The Prague-born Ignaz Moscheles had a close relationship with Beethoven, whom he idolised. Moscheles was born in 1794 and he too was a famed piano virtuoso. Beethoven supported him and gave him important tasks, such as preparing the piano score of Fidelio. Moscheles' later career took him all over Europe as a famous pianist, most notably in London, and he had a close friendship with Felix Mendelssohn. Moscheles left a wide variety of works, many as one might expect involving the piano. These include seven piano concertos (an eighth only survives in a fragment). This is part of the sixth concerto, known as the "Fantastique". It premiered in London in 1834. [listen]
Beethoven's greatest and most gifted contemporary was 27 years his junior, and of all the famous Viennese composers was one of the very few to have actually been born in that city. Franz Schubert needs no introduction and even though his genius is undisputed, I think it's fair to say that as he and Beethoven both lived in Vienna that at times he felt overwhelmed by the great man's work. Sadly, Schubert only outlived Beethoven by a year, dying at the age of 31 in 1828. [listen]

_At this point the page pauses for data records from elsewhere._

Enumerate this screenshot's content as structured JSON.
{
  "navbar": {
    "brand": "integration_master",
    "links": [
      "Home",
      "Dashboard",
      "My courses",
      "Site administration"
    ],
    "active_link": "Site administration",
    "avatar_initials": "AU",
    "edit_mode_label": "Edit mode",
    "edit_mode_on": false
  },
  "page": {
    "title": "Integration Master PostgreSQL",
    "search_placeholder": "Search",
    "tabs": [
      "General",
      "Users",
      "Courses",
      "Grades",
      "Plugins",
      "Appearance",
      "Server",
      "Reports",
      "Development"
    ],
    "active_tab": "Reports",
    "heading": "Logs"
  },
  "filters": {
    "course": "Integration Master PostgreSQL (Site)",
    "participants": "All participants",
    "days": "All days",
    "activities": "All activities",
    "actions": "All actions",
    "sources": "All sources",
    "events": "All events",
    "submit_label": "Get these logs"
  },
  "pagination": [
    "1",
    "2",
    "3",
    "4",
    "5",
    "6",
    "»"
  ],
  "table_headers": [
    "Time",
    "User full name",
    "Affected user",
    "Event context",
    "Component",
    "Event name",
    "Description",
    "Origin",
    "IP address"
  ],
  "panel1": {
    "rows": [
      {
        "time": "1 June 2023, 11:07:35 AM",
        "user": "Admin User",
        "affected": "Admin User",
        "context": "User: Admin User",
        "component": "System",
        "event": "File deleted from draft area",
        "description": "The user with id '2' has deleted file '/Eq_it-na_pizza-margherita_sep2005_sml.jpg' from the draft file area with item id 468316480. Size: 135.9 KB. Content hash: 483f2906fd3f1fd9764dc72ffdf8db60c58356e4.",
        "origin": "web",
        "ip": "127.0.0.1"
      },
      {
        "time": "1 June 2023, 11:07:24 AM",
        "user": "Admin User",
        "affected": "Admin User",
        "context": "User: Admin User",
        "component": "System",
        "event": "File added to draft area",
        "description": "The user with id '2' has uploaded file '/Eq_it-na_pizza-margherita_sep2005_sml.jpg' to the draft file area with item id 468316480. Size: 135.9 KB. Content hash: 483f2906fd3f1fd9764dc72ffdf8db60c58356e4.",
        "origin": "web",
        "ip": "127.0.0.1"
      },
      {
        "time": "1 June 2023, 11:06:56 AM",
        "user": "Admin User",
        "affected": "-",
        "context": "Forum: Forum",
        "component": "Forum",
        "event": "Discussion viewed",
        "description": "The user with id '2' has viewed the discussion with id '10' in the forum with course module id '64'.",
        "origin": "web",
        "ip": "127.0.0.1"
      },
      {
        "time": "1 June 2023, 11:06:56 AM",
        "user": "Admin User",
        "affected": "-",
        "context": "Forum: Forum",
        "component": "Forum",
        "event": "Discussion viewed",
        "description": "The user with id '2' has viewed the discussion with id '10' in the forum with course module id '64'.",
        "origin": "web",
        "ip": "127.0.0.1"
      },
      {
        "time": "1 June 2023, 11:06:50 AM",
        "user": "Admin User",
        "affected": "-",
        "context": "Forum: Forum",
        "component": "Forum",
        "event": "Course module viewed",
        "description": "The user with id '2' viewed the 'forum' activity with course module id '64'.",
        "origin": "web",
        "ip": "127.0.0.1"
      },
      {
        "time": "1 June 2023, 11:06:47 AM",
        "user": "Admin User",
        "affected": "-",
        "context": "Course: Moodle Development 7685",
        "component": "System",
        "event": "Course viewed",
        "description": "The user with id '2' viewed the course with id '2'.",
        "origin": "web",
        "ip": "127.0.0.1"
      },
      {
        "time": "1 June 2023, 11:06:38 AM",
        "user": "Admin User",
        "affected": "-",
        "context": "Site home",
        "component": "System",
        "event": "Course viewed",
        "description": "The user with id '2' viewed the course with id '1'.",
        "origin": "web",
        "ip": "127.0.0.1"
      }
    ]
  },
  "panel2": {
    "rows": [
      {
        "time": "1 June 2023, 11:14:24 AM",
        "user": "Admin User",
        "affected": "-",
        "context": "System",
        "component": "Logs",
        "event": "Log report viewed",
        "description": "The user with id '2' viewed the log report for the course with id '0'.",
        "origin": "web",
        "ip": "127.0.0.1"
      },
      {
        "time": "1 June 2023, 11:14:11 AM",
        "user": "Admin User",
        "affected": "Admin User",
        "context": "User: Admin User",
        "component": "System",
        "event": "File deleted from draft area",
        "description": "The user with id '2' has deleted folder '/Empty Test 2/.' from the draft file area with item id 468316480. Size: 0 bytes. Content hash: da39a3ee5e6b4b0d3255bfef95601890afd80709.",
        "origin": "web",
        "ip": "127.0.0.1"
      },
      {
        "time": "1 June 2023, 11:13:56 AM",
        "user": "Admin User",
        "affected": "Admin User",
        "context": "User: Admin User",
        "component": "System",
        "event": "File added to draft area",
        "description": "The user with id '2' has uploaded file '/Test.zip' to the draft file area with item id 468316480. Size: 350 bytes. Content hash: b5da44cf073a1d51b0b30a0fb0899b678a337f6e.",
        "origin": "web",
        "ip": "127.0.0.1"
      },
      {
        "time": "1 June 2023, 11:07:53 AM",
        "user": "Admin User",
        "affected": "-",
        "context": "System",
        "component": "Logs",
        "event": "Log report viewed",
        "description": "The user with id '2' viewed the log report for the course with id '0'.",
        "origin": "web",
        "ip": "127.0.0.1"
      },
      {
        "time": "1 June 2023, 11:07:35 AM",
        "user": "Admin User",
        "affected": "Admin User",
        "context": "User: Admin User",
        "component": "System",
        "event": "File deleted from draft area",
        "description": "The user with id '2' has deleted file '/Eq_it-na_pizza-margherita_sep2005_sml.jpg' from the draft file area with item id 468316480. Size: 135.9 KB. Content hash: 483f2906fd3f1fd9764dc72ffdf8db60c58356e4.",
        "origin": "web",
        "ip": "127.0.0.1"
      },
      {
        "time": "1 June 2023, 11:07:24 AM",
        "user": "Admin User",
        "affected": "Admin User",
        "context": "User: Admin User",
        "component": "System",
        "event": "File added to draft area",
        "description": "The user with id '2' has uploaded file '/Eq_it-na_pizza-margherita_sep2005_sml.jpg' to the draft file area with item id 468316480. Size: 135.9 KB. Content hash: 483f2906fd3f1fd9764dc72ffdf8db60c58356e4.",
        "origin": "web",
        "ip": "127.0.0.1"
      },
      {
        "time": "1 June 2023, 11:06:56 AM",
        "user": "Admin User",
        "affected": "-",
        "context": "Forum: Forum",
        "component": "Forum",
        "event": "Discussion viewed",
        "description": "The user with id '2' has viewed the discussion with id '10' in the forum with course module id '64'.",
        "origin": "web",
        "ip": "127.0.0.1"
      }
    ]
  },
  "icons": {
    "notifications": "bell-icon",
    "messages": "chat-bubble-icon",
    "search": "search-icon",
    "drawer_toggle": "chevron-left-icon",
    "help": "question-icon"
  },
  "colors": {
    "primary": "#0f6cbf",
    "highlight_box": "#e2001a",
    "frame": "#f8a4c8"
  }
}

At the other end of the fame spectrum - almost totally unknown today - is the French composer Henri Jérôme Bertini, who was born in London to French parents in 1798. His career was based in Paris. He was regarded as one of the finest pianists of his age and was a greatly respected - and respectful - teacher. In an age when garish flamboyance was the norm, Bertini was regarded as one of the most scrupulous and thorough artists of the day. He took great concern in the development of his students and his music for the piano is likewise beautifully crafted. His playing was often likened to that of Clementi, Hummel and Moscheles: rare praise indeed. There are many amateur recordings of Bertini’s piano music available on YouTube, but sadly not much else.
To conclude this survey of Beethoven's contemporaries I invoke one of the most famous names, among pianists and among composers: Franz Liszt. Liszt was born in 1811 so was only 16 when Beethoven died in 1827, but when he was just 12 the prodigiously gifted Liszt met Beethoven and played for him. This meeting has become shrouded in legend ever since but it's a meeting which seems to have actually taken place. Beethoven is supposed to have kissed the boy in admiration of his playing, and even the kiss itself has taken on a holy aura; it's known in German as the Weihekuss, the kiss of consecration. Regardless of the details, there's no doubting that throughout his long life Liszt regarded Beethoven with due reverence, and his amazing transcriptions of all nine Beethoven symphonies for solo piano remain one of the great acts of homage from one genius to another. They certainly remain incredibly challenging for any pianist who would tackle them today. [listen]
I hope this survey has helped shine some light in some otherwise darkened corners of the repertoire. There are many composers who lived and worked at the same time as Beethoven who wrote music which is thankfully becoming more available on recordings. The work of these composers is richly rewarding - and plentiful - so I hope you're able to discover some more on your own.
This article is based on a pair of Keys To Music programs first aired on ABC Classic FM (now ABC Classic) in October and November, 2010.